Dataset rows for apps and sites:

--- START ---

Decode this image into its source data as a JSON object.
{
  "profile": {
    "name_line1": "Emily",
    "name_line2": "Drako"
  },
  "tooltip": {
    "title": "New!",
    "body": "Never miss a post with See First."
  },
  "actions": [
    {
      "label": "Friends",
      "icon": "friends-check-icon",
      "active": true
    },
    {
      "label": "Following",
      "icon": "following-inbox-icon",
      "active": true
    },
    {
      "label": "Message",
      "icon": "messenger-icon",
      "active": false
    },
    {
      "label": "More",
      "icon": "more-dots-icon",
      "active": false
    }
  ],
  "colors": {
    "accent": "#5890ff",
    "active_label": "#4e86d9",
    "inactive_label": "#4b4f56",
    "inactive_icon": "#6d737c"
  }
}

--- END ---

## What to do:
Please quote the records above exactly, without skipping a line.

## Answer space:
Decode this image into its source data as a JSON object.
{
  "profile": {
    "name_line1": "Emily",
    "name_line2": "Drako"
  },
  "tooltip": {
    "title": "New!",
    "body": "Never miss a post with See First."
  },
  "actions": [
    {
      "label": "Friends",
      "icon": "friends-check-icon",
      "active": true
    },
    {
      "label": "Following",
      "icon": "following-inbox-icon",
      "active": true
    },
    {
      "label": "Message",
      "icon": "messenger-icon",
      "active": false
    },
    {
      "label": "More",
      "icon": "more-dots-icon",
      "active": false
    }
  ],
  "colors": {
    "accent": "#5890ff",
    "active_label": "#4e86d9",
    "inactive_label": "#4b4f56",
    "inactive_icon": "#6d737c"
  }
}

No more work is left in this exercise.